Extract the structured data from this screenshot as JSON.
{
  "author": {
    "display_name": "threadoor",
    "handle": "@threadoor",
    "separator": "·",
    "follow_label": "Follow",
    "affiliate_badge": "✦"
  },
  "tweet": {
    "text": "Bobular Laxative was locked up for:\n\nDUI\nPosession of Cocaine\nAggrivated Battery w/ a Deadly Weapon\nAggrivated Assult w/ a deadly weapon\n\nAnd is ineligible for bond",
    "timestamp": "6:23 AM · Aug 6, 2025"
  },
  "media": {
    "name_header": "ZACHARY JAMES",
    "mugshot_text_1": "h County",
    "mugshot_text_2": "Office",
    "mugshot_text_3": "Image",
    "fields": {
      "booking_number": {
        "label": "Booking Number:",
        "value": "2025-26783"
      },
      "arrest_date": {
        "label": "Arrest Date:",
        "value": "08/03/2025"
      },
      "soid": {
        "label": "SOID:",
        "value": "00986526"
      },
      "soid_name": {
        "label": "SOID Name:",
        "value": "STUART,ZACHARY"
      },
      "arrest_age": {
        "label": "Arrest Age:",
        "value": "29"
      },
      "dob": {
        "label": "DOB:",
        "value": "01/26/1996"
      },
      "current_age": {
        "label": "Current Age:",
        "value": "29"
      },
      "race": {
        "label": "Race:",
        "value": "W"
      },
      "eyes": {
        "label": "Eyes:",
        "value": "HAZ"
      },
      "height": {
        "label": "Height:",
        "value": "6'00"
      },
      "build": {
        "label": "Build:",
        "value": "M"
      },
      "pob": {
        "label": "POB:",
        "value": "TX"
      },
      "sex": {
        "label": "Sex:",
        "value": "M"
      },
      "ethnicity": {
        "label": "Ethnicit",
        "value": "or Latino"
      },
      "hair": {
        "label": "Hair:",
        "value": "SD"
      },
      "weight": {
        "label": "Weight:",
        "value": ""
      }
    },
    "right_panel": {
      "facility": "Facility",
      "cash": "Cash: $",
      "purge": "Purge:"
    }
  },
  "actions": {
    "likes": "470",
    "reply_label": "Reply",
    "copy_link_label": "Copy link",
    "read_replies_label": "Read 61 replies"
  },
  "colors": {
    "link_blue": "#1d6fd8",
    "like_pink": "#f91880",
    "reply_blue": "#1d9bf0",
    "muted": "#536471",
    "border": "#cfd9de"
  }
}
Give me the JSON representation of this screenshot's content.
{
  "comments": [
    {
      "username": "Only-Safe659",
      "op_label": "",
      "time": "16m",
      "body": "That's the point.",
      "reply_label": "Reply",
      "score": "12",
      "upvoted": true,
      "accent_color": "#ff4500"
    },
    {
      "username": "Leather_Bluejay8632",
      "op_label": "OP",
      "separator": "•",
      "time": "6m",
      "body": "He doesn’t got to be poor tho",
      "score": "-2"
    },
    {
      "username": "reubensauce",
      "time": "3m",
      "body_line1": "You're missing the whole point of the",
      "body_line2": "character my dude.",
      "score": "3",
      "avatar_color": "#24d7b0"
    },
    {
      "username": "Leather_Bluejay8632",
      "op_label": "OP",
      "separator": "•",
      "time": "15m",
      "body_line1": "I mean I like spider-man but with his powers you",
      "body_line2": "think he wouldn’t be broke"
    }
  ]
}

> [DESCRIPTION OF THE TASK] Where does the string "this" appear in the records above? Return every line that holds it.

> [TASK OUTPUT]
Extract the structured data from this screenshot as JSON.
Give me the JSON representation of this screenshot's content.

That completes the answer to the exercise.